(d) The big lie is that this is to "protect" our homes and retirement funds and insurance. To the contrary, as we don't have that $10^12, we will "print money" on the order of $10^12, raise the debt limit to $10^13, and thus in one fell swoop dilute away roughly 10% of all wealth of the typical retiree, homeowner, taxpayer, and/or citizen.
(3) My friends are split on whether this is:
(a) The biggest financial crisis since World War II;
(b) The biggest financial crisis since the Great Depression;
(c) The biggest financial crisis since the Declaration of Independence;
(d) The biggest financial crisis since the invention by Maciavelli et al of the Nation State;
(e) The biggest financial crisis since the transition from hunter-gatherer to settled agriculture.
I toned this all down so as not to alarm anyone.
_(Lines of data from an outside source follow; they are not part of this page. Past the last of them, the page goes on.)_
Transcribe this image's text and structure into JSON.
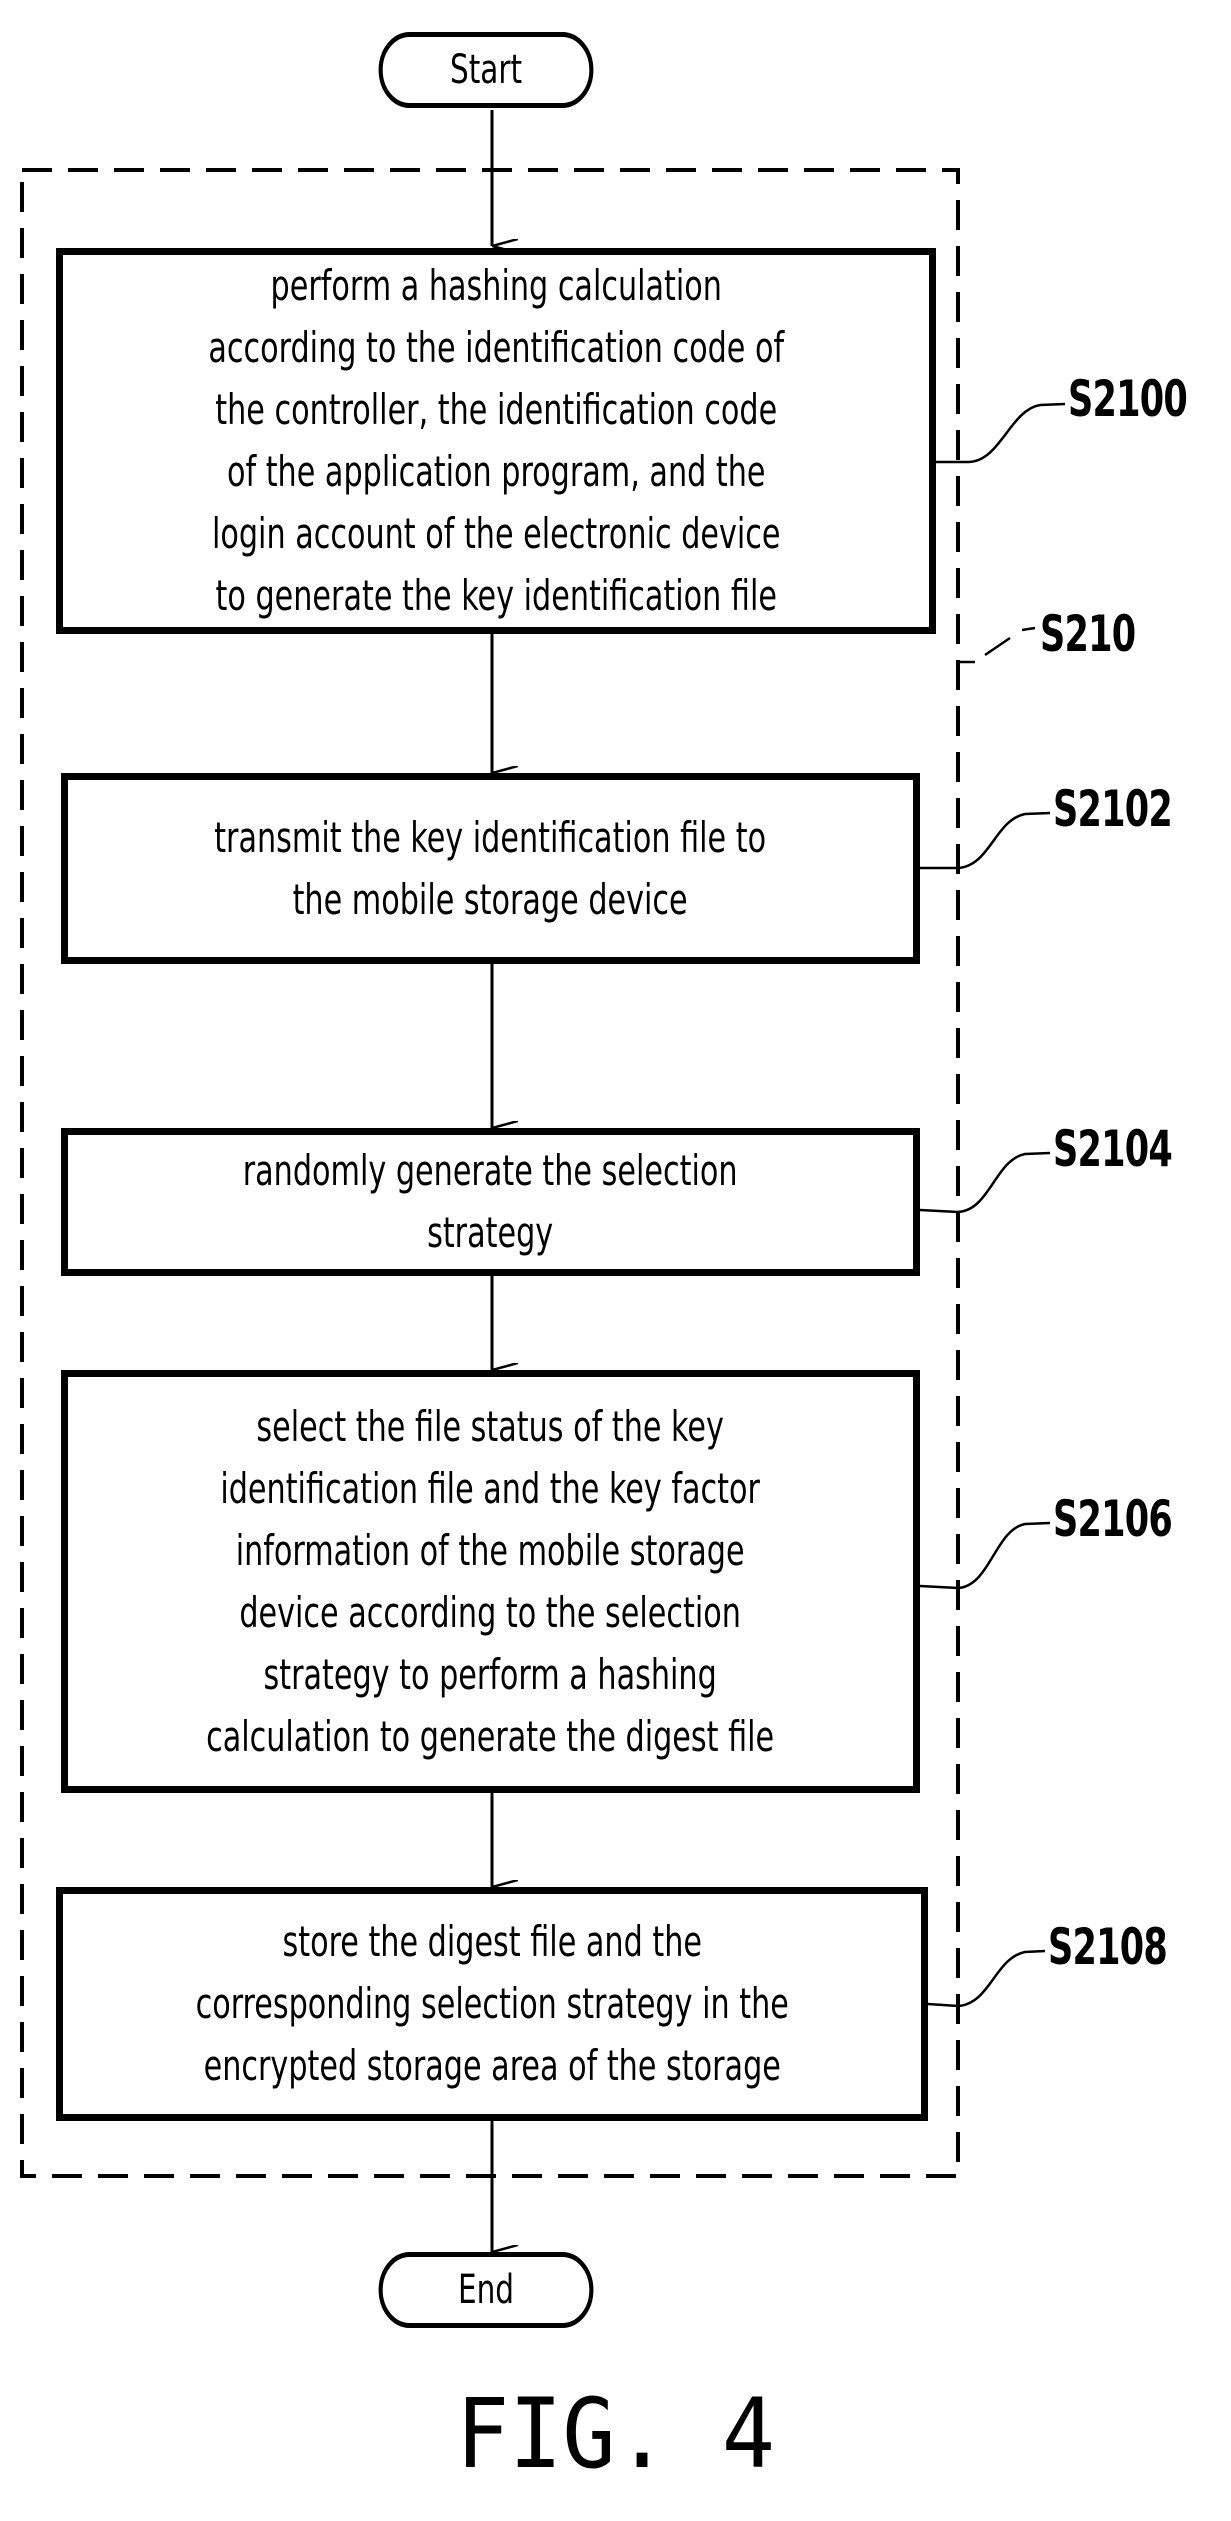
{
  "start": {
    "label": "Start"
  },
  "end": {
    "label": "End"
  },
  "group": {
    "ref": "S210"
  },
  "steps": [
    {
      "ref": "S2100",
      "text": "perform a hashing calculation\naccording to the identification code of\nthe controller, the identification code\nof the application program, and the\nlogin account of the electronic device\nto generate the key identification file"
    },
    {
      "ref": "S2102",
      "text": "transmit the key identification file to\nthe mobile storage device"
    },
    {
      "ref": "S2104",
      "text": "randomly generate the selection\nstrategy"
    },
    {
      "ref": "S2106",
      "text": "select the file status of the key\nidentification file and the key factor\ninformation of the mobile storage\ndevice according to the selection\nstrategy to perform a hashing\ncalculation to generate the digest file"
    },
    {
      "ref": "S2108",
      "text": "store the digest file and the\ncorresponding selection strategy in the\nencrypted storage area of the storage"
    }
  ],
  "caption": "FIG. 4"
}
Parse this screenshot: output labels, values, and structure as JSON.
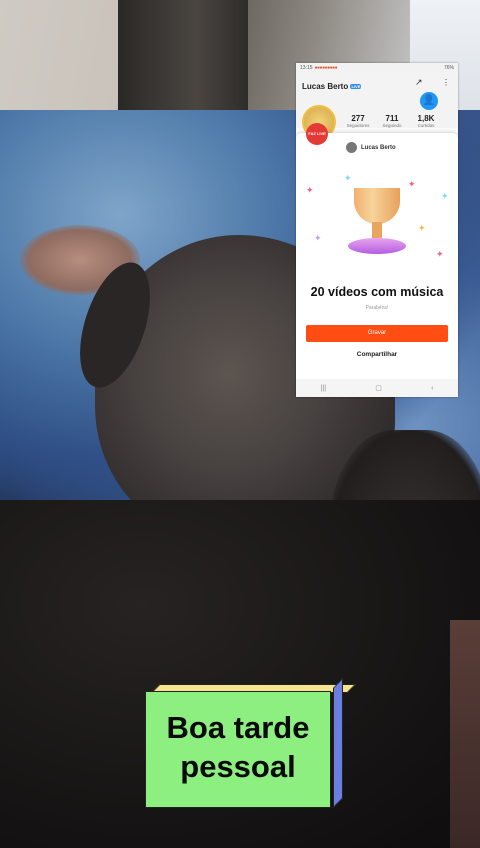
{
  "status_bar": {
    "time": "13:15",
    "battery": "76%"
  },
  "profile": {
    "name": "Lucas Berto",
    "badge": "LIVE",
    "live_badge": "FAZ LIVE",
    "stats": [
      {
        "value": "277",
        "label": "Seguidores"
      },
      {
        "value": "711",
        "label": "Seguindo"
      },
      {
        "value": "1,8K",
        "label": "Curtidas"
      }
    ]
  },
  "modal": {
    "user": "Lucas Berto",
    "title": "20 vídeos com música",
    "subtitle": "Parabéns!",
    "primary_button": "Gravar",
    "secondary_button": "Compartilhar"
  },
  "navbar": {
    "recent": "|||",
    "home": "▢",
    "back": "‹"
  },
  "caption": {
    "line1": "Boa tarde",
    "line2": "pessoal"
  },
  "colors": {
    "accent": "#ff4d14",
    "caption_bg": "#8cef7f",
    "caption_top": "#f6e58d",
    "caption_side": "#6b7fe0"
  }
}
I've also oversimplified.
The bulk of the bad loans are not to "poor people".
A significant amount is for home loans in the primary "bubble" areas, that is true, including California, Arizona, Florida and Nevada.
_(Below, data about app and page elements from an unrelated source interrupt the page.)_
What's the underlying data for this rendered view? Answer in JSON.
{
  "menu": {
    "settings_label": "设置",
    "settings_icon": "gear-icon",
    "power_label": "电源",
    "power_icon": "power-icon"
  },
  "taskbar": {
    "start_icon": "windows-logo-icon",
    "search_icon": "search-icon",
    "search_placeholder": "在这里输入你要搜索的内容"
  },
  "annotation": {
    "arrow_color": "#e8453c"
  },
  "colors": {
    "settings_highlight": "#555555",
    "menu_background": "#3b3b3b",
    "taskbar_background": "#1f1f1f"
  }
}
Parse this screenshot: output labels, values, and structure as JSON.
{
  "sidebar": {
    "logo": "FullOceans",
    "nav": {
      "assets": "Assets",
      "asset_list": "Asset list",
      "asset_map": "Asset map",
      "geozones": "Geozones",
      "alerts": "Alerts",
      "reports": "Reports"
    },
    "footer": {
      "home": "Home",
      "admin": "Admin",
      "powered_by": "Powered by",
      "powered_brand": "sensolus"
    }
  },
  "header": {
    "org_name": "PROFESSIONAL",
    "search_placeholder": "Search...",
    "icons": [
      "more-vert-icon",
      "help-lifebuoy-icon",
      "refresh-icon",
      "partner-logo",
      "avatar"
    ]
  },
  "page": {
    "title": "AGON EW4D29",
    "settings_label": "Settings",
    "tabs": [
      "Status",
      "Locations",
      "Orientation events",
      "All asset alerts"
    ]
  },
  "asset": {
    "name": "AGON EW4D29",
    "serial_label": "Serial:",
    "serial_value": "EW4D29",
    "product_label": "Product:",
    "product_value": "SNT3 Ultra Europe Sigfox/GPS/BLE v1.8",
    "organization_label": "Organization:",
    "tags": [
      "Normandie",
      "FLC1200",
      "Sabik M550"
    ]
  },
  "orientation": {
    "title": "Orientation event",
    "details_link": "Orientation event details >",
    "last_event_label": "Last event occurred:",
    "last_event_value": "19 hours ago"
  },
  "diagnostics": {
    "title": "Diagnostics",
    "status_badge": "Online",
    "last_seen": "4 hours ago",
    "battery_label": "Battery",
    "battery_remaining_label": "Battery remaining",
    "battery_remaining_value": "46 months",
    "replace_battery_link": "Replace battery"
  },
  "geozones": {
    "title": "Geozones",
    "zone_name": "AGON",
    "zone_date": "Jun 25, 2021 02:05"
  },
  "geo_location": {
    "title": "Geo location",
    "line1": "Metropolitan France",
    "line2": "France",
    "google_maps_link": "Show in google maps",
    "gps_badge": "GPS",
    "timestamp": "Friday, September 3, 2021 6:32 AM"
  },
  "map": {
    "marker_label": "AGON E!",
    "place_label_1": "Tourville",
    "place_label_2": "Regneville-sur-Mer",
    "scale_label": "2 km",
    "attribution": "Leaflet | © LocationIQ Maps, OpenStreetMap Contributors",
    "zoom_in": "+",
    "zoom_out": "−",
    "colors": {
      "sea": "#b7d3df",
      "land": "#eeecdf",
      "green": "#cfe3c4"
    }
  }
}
However, this included a lot of middle class who stretched to buy using "innovative" loans, even though the only conceivable way to pay for the loan was if there was massive appreciation leading to refinancing or sale.
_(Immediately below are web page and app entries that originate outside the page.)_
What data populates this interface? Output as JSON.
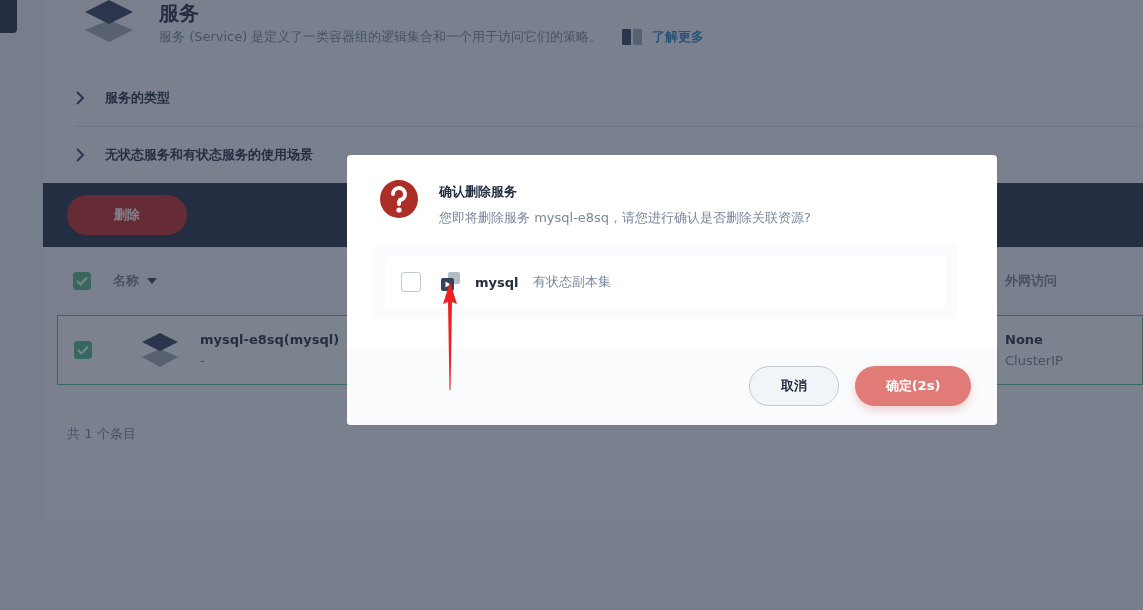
{
  "page": {
    "title": "服务",
    "description": "服务 (Service) 是定义了一类容器组的逻辑集合和一个用于访问它们的策略。",
    "learn_more": "了解更多"
  },
  "sections": [
    {
      "label": "服务的类型",
      "expanded": false
    },
    {
      "label": "无状态服务和有状态服务的使用场景",
      "expanded": false
    }
  ],
  "toolbar": {
    "delete_button": "删除"
  },
  "table": {
    "header_checked": true,
    "columns": [
      {
        "label": "名称",
        "sortable": true
      },
      {
        "label": "外网访问"
      }
    ],
    "rows": [
      {
        "name": "mysql-e8sq(mysql)",
        "description": "-",
        "external_access": "None",
        "service_type": "ClusterIP",
        "checked": true
      }
    ]
  },
  "footer": "共 1 个条目",
  "dialog": {
    "title": "确认删除服务",
    "message": "您即将删除服务 mysql-e8sq，请您进行确认是否删除关联资源?",
    "resources": [
      {
        "name": "mysql",
        "type": "有状态副本集",
        "checked": false
      }
    ],
    "buttons": [
      {
        "label": "取消",
        "kind": "secondary"
      },
      {
        "label": "确定(2s)",
        "kind": "primary"
      }
    ]
  }
}
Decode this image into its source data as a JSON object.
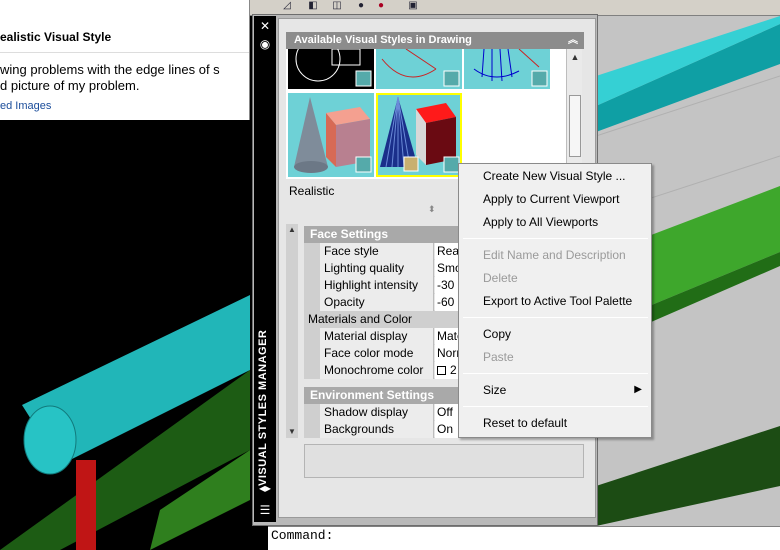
{
  "webpage": {
    "title": "ealistic Visual Style",
    "line1": "wing problems with the edge lines of s",
    "line2": "d picture of my problem.",
    "link": "ed Images"
  },
  "palette": {
    "sidebar_title": "VISUAL STYLES MANAGER",
    "close_glyph": "✕",
    "section_title": "Available Visual Styles in Drawing",
    "collapse_glyph": "︽",
    "current_style_name": "Realistic",
    "thumbnails": [
      "2D Wireframe",
      "3D Hidden",
      "3D Wireframe",
      "Conceptual",
      "Realistic"
    ]
  },
  "properties": {
    "face_settings_title": "Face Settings",
    "face_settings_rows": [
      {
        "label": "Face style",
        "value": "Real"
      },
      {
        "label": "Lighting quality",
        "value": "Smo"
      },
      {
        "label": "Highlight intensity",
        "value": "-30"
      },
      {
        "label": "Opacity",
        "value": "-60"
      }
    ],
    "materials_title": "Materials and Color",
    "materials_rows": [
      {
        "label": "Material display",
        "value": "Mate"
      },
      {
        "label": "Face color mode",
        "value": "Norm"
      },
      {
        "label": "Monochrome color",
        "value": "2"
      }
    ],
    "environment_title": "Environment Settings",
    "environment_rows": [
      {
        "label": "Shadow display",
        "value": "Off"
      },
      {
        "label": "Backgrounds",
        "value": "On"
      }
    ]
  },
  "context_menu": {
    "items": [
      {
        "label": "Create New Visual Style ...",
        "enabled": true
      },
      {
        "label": "Apply to Current Viewport",
        "enabled": true
      },
      {
        "label": "Apply to All Viewports",
        "enabled": true
      },
      {
        "label": "Edit Name and Description",
        "enabled": false
      },
      {
        "label": "Delete",
        "enabled": false
      },
      {
        "label": "Export to Active Tool Palette",
        "enabled": true
      },
      {
        "label": "Copy",
        "enabled": true
      },
      {
        "label": "Paste",
        "enabled": false
      },
      {
        "label": "Size",
        "enabled": true
      },
      {
        "label": "Reset to default",
        "enabled": true
      }
    ],
    "submenu_arrow": "▶"
  },
  "command_line": {
    "prompt": "Command:"
  },
  "colors": {
    "thumbnail_bg": "#6ed1d6",
    "pipe_cyan": "#1fb5b8",
    "beam_green": "#2f8f20",
    "selection_outline": "#ffff00"
  }
}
A lot of the bad loans went to speculators who were looking to flip homes, many of whom lied on loan applications, claiming residency when they bought investment properties (investment loans usually have higher interests and requirements for downpayments, for a reason).
A lot of the really bad loans are refinances of people who cashed out equity or took out second loans. These are now worthless, since the debt is junior to the primary mortgage. A lot of those loans went on expensive cars, and other conspicuous consumption, for middle class home owners who felt asset rich.
The total in bonuses paid out by the investment banks over the last decade was maybe $2-300 billion. Keeping maybe $100 billion, plus interest and appreciation, would have gone a long way to covering the crisis earlier on, and maybe kept some of the firms solvent.
The investment banks took high systemic risk, skimmed the profits without insuring themselves against their own operational risk, and now want their losses covered.
Privatize the profit, socialize the loss.
PS: the government will mostly be buying mortgage bonds and derivatives of such, not the mortgages themselves - since mortgages are not just bundled, but are also sliced and mixed, the governement will mostly not have direct ownershop of liens - rather they'll own billion dollar bonds composed of $200 million of Miami condo primary mortgages, $200 million of Bay Area refinances, $200 million of SoCal second mortgages and $200 million of midwest home equity loans.
The foreclosure decisions will be made by servicers of individual loans based on their legal obligation to maximize the return to the (unknown) bond holders owning the loans.
The government does not have the facilities, manpower or expertise to service loans.
I realize it's been all of two weeks, but maybe we shouldn't forget that the government took over the two largest mortgage loan originators by far on September 7...
Which promptly led to Fannie and Freddie mortgages becoming harder to get.
Fannie and Freddie really got into rapid trouble because they were forced to take on Alt-A jumbo mortgages, not the "normal" capped mortgages they usually funded.
They were forced to do so after investment banks lobbied congress to change the rules on Fannie and Freddie, so that loans between $400k and $700k that were going bad could be dumped on them. This was the proximate 'cause of Fannie and Freddie going under.
Not exactly low income housing in most places.